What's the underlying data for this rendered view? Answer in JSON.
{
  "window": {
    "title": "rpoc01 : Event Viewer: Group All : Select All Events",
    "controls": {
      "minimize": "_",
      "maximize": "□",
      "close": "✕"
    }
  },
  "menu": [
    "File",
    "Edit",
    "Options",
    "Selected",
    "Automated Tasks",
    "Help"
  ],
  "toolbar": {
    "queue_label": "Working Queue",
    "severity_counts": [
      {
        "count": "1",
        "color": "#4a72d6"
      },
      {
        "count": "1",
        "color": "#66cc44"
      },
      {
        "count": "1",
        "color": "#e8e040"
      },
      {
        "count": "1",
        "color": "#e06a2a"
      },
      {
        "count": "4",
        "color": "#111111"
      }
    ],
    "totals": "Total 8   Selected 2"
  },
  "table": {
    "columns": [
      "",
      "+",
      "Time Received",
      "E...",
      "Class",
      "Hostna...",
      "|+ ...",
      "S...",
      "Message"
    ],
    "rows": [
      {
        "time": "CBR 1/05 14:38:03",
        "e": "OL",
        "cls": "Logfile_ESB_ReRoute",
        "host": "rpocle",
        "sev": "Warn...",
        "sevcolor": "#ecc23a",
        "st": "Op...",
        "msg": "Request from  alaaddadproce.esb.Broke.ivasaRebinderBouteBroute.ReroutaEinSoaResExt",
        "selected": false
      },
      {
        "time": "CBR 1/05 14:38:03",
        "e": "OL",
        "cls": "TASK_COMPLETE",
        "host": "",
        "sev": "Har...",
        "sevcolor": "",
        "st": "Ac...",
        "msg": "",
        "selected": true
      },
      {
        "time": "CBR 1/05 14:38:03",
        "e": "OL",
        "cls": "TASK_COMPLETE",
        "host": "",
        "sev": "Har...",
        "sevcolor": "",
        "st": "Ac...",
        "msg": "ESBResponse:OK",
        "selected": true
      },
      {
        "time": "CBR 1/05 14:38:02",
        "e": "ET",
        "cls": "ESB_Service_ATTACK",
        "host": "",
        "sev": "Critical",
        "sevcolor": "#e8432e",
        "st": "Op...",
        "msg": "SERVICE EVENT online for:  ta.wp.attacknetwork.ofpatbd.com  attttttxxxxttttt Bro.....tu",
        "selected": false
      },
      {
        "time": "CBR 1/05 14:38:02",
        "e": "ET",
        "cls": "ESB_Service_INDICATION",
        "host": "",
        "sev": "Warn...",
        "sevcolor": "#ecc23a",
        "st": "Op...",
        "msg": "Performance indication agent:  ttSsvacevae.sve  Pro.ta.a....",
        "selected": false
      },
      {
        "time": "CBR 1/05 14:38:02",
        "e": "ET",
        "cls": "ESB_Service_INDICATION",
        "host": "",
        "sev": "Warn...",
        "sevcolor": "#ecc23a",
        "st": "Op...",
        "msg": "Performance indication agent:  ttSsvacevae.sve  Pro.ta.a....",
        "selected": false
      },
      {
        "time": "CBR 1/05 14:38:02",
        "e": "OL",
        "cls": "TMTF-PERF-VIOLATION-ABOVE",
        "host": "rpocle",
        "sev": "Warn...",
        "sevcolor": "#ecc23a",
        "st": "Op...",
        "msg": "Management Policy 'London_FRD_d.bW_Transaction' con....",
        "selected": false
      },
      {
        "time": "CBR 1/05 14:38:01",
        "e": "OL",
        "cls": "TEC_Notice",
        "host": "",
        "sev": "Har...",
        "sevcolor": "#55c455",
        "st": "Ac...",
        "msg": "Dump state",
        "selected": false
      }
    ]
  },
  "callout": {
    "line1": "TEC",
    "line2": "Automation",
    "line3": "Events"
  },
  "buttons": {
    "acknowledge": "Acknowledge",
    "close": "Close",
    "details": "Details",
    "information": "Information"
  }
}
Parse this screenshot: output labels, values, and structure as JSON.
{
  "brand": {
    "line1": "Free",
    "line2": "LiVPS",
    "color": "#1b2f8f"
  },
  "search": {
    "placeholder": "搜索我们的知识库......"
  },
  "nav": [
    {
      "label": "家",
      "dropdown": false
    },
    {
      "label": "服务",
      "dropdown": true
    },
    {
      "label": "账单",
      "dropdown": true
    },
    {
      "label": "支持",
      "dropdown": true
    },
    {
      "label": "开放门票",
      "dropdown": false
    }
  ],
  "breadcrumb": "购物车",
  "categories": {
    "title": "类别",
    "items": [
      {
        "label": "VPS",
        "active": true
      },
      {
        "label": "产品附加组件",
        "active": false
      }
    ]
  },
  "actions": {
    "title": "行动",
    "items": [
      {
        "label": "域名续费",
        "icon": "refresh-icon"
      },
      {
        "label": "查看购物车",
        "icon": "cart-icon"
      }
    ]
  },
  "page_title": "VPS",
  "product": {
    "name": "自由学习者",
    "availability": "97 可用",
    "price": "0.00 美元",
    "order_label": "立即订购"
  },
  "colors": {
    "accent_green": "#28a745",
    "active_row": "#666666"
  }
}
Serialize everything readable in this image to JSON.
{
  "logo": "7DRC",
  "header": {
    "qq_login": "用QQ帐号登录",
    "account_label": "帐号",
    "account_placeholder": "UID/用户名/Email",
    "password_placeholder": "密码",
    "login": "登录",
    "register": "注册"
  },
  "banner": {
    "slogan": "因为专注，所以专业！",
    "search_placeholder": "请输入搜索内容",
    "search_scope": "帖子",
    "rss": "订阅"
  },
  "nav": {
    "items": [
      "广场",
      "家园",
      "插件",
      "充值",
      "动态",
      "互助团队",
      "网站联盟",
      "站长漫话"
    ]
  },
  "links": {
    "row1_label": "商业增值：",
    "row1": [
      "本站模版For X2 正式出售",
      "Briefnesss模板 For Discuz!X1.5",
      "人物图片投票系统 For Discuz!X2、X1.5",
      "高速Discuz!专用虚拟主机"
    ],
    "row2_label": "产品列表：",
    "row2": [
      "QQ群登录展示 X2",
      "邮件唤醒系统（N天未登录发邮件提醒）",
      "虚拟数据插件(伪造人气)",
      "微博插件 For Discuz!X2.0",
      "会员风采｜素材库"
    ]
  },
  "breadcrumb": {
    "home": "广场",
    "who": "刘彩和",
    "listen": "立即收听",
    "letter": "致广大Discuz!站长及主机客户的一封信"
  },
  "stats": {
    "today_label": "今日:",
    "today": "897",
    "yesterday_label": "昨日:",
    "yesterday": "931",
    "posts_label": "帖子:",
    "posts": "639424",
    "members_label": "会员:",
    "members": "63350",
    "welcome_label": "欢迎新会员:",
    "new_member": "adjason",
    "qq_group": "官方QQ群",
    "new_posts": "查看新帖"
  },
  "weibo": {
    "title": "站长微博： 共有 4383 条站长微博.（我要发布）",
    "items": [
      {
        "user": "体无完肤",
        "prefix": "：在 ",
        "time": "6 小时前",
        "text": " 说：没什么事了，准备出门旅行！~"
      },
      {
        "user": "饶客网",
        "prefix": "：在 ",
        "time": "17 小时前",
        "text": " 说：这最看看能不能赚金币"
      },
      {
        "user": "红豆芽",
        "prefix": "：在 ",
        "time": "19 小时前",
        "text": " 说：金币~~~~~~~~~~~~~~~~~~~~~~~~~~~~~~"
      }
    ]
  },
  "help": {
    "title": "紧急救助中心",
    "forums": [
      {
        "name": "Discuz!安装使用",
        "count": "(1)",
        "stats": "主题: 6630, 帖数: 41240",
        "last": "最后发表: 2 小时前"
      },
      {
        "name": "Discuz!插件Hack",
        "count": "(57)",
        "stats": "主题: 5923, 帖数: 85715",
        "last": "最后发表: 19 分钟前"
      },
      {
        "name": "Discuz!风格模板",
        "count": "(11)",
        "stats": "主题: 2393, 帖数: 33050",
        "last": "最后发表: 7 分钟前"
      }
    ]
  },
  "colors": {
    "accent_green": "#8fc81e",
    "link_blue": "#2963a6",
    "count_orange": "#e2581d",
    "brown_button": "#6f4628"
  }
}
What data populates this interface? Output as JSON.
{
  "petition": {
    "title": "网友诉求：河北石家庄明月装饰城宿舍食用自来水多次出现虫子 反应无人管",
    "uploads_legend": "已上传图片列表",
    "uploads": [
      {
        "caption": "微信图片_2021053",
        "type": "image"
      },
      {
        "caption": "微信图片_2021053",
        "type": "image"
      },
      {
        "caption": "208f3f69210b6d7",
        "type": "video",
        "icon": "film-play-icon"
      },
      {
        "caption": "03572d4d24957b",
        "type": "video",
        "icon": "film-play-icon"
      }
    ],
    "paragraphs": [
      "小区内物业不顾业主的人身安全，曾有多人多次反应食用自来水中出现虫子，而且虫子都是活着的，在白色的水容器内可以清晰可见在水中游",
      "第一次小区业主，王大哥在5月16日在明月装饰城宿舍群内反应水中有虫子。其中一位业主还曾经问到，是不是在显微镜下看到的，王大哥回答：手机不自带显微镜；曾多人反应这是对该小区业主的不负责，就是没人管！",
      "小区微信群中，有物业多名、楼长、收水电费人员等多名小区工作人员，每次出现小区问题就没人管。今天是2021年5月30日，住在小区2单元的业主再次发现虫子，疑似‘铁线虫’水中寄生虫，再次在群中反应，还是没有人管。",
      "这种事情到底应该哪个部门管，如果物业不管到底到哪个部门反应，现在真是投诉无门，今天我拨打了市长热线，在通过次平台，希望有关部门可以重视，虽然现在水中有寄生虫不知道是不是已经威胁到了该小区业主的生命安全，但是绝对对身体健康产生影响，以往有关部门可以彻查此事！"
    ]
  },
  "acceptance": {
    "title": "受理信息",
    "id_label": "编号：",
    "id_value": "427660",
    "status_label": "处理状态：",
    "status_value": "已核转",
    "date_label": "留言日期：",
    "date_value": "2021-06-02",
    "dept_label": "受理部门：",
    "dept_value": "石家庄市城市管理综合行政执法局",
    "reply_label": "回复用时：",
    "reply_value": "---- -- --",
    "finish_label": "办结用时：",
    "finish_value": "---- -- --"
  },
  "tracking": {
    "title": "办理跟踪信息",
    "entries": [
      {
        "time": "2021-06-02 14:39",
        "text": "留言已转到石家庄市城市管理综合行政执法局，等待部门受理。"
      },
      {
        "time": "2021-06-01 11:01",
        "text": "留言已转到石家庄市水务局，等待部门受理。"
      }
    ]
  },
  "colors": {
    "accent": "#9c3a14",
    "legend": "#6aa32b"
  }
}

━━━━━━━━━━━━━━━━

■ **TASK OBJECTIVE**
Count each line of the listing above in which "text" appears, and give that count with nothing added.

■ **RESULT**
5